_Task instructions_. Where the records below show the word "title" in a line, please copy that line.

Dataset rows for apps and sites
************

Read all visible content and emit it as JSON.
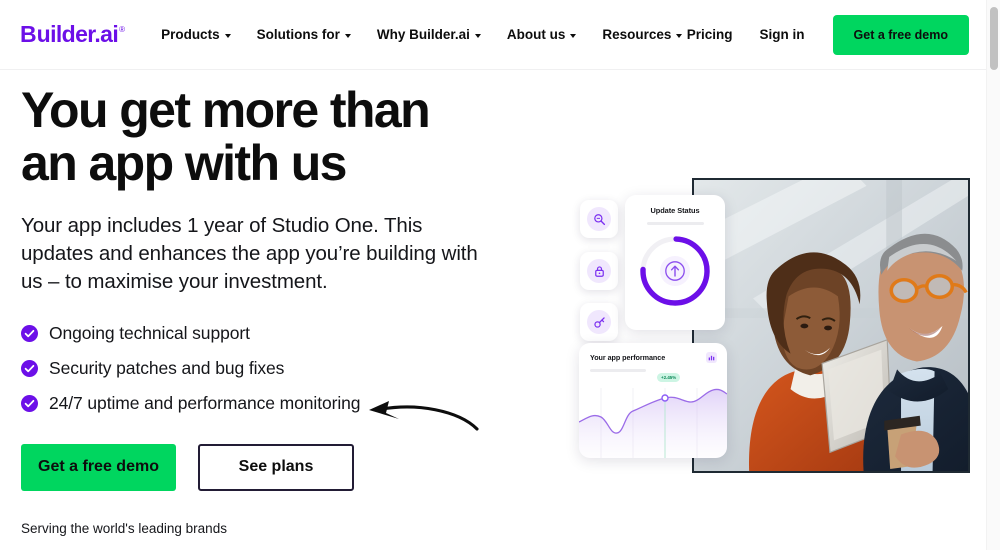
{
  "brand": {
    "name": "Builder.ai",
    "logo_first_letter": "B",
    "logo_rest": "uilder.ai",
    "registered_mark": "®",
    "purple": "#6C0FE8",
    "green": "#00D65F",
    "ink": "#0D0D0D"
  },
  "header": {
    "nav": [
      {
        "label": "Products",
        "has_caret": true,
        "icon": "chevron-down-icon"
      },
      {
        "label": "Solutions for",
        "has_caret": true,
        "icon": "chevron-down-icon"
      },
      {
        "label": "Why Builder.ai",
        "has_caret": true,
        "icon": "chevron-down-icon"
      },
      {
        "label": "About us",
        "has_caret": true,
        "icon": "chevron-down-icon"
      },
      {
        "label": "Resources",
        "has_caret": true,
        "icon": "chevron-down-icon"
      }
    ],
    "pricing_label": "Pricing",
    "signin_label": "Sign in",
    "demo_button_label": "Get a free demo"
  },
  "hero": {
    "headline": "You get more than an app with us",
    "subhead": "Your app includes 1 year of Studio One. This updates and enhances the app you’re building with us – to maximise your investment.",
    "bullets": [
      {
        "label": "Ongoing technical support",
        "icon": "check-circle-icon"
      },
      {
        "label": "Security patches and bug fixes",
        "icon": "check-circle-icon"
      },
      {
        "label": "24/7 uptime and performance monitoring",
        "icon": "check-circle-icon"
      }
    ],
    "primary_cta": "Get a free demo",
    "secondary_cta": "See plans",
    "annotation_icon": "curved-arrow-icon",
    "serving_text": "Serving the world's leading brands"
  },
  "visual": {
    "photo_alt": "Two colleagues smiling while looking at a tablet",
    "icon_cards": [
      {
        "icon": "magnifier-icon"
      },
      {
        "icon": "lock-icon"
      },
      {
        "icon": "key-icon"
      }
    ],
    "status_card": {
      "title": "Update Status",
      "progress_percent": 75,
      "center_icon": "arrow-up-circle-icon",
      "ring_color": "#6C0FE8",
      "track_color": "#F1F0F4"
    },
    "performance_card": {
      "title": "Your app performance",
      "header_icon": "bar-chart-icon",
      "badge_label": "+2.45%",
      "badge_bg": "#CDF5E4",
      "badge_text_color": "#0F8A5A",
      "line_color": "#9B6CE8"
    }
  },
  "chart_data": {
    "type": "area",
    "title": "Your app performance",
    "xlabel": "",
    "ylabel": "",
    "grid": true,
    "legend": "none",
    "ylim": [
      0,
      100
    ],
    "x": [
      0,
      1,
      2,
      3,
      4,
      5,
      6,
      7,
      8,
      9,
      10,
      11,
      12
    ],
    "values": [
      48,
      52,
      41,
      30,
      33,
      58,
      64,
      70,
      76,
      72,
      68,
      70,
      82
    ],
    "annotations": [
      {
        "x": 8,
        "y": 76,
        "label": "+2.45%",
        "marker": "circle"
      }
    ]
  },
  "scrollbar": {
    "thumb_position": "top"
  }
}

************

_Exercise response_.
      "title": "Update Status",
      "title": "Your app performance",
    "title": "Your app performance",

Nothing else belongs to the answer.